November 1991


Autumn is here. Huge sycamore leaves are turning brown and falling all over the lawn. The spice bushes have yellow leaves and red berries. Black walnuts drop onto the tin roof of the canoe shed sounding like gunshots.

The beaver are preparing for winter by clearcutting the maple saplings and transporting them to their lodge on Box Elder Island off the lower tip of Sycamore. I have wrapped chicken wire around the base of some maples so we don't lose the entire grove. Apparently beaver don't like the taste of sycamore or box elder, but they have felled our only dogwood and sweetgum trees as well as a small bald cypress. Sometimes they nibble the bark off the base of a large tree, causing it to die.

The Canada geese, wood ducks and grebes are flying through on their way south. I even spotted an immature broad-winged hawk resting on the Island before continuing its journey. The cormorants, great blue herons and kingfishers are still here, while the first seagulls have arrived for their winter stay on Broadwater.

I haven't seen any fruit on our Pawpaw trees, but we do have wild persimmons and hickory nuts.
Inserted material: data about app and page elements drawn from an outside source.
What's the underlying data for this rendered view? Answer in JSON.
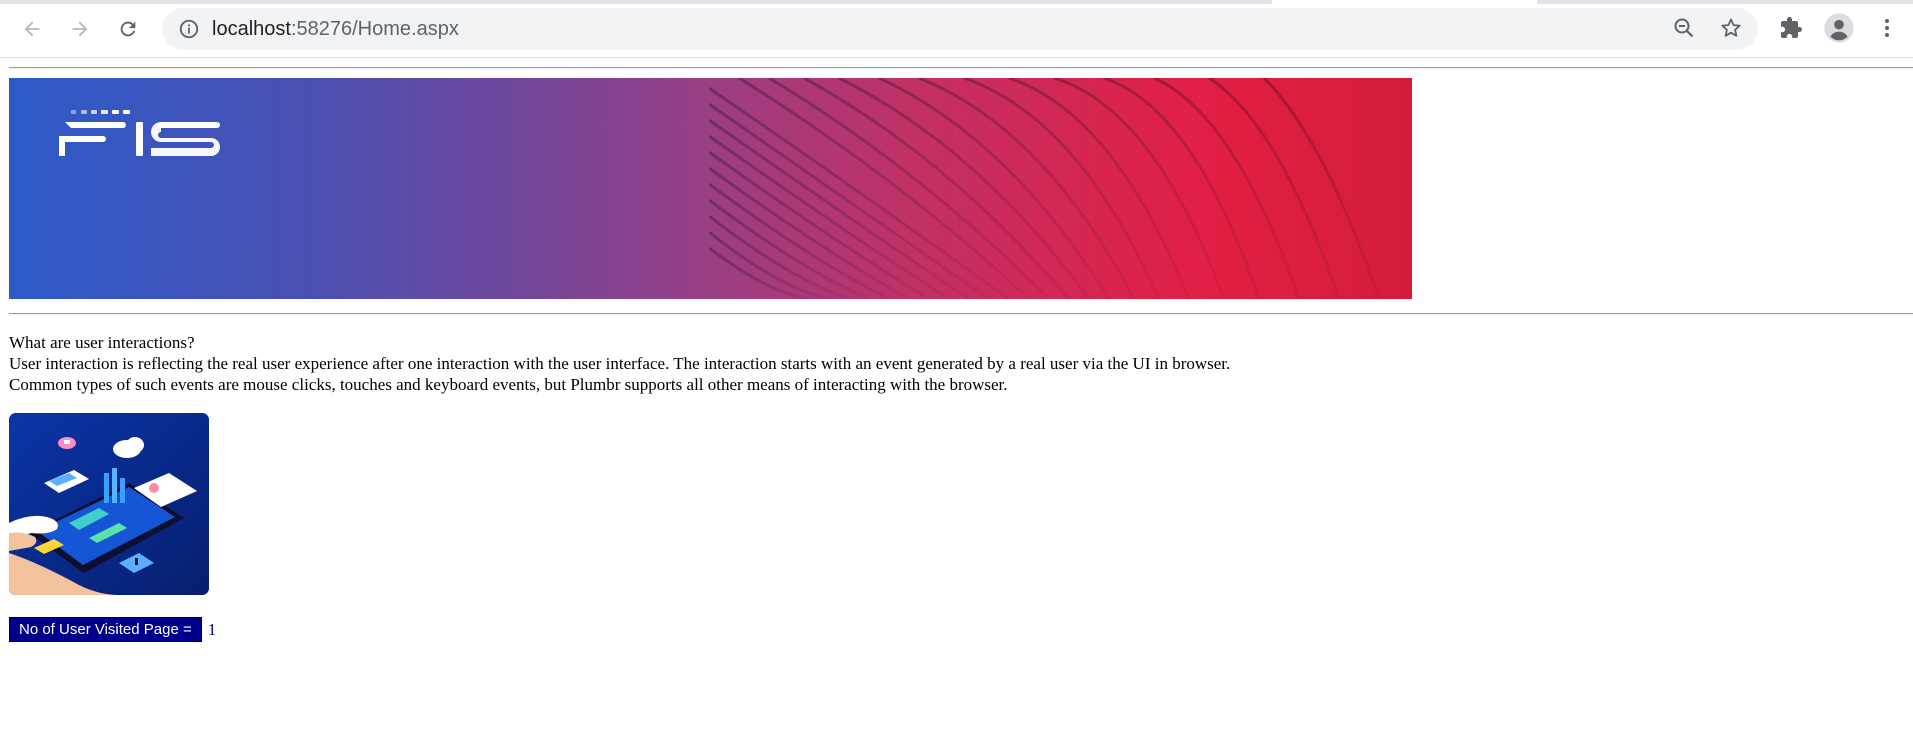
{
  "browser": {
    "url_host": "localhost",
    "url_path": ":58276/Home.aspx",
    "icons": {
      "back": "arrow-left-icon",
      "forward": "arrow-right-icon",
      "reload": "reload-icon",
      "site_info": "info-icon",
      "zoom": "zoom-out-icon",
      "bookmark": "star-icon",
      "extensions": "puzzle-icon",
      "profile": "avatar-icon",
      "menu": "kebab-menu-icon"
    }
  },
  "page": {
    "banner": {
      "logo_text": "FIS",
      "colors": {
        "left": "#2d5ac9",
        "middle": "#9a3f84",
        "right": "#e21f44"
      }
    },
    "intro": {
      "heading": "What are user interactions?",
      "line1": "User interaction is reflecting the real user experience after one interaction with the user interface. The interaction starts with an event generated by a real user via the UI in browser.",
      "line2": "Common types of such events are mouse clicks, touches and keyboard events, but Plumbr supports all other means of interacting with the browser."
    },
    "illustration": {
      "icon": "isometric-phone-interaction-icon"
    },
    "visits": {
      "label": "No of User Visited Page =",
      "count": "1",
      "label_bg": "#00008b"
    }
  }
}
If you walk from the lower end of Sycamore up the sunny Broadwater side of the Island, you can still see flowering ageratum, smartweed, sunflower, asters, ironweed, choke cherry and Joe Pye weed.

David Lyles brought some boy scouts down looking for plants and animal signs and we saw deer tracks in the mud at the lower tip of the Island. Kathy Carroll and Marty Burgess brought a school class down to identify the flowers and the trees.

The swimming has been nice. Holly dove in for the last time this year on October 27th. She reports that she didn't stay in long. The river continues to be very low and very clear. The fishing has started to drop off.

Tryon Wells, Doc Taliaferro, Holly, a few friends and I all assembled on the warm night of the October full moon and canoed up the canal to Lock 8 at Cabin John and portaged over and descended the Potomac. The full moon reflecting off the river provided lots of light, although we did manage to get stuck on a few rocks. In some spots, however, the water was so clear we could see three feet underwater by the moonlight.

Holly and I also paddled down from Old Angler's Inn one morning. The river was so low that we couldn't enter the channel between Offut Island and the Maryland shore. We negotiated Yellow Falls easily, but then had to scout the rapids which had appeared a hundred yards below. And Stubblefield seemed to have more rocks than waves.

The big Workfest is coming up this month. We have to bring in the floats and rake the leaves as usual. Several volunteers hacked away at the kudzu vines last month, but I'm sure we'll be able to find more. See you then.

-- Peter Jones, Sycamore Island Caretaker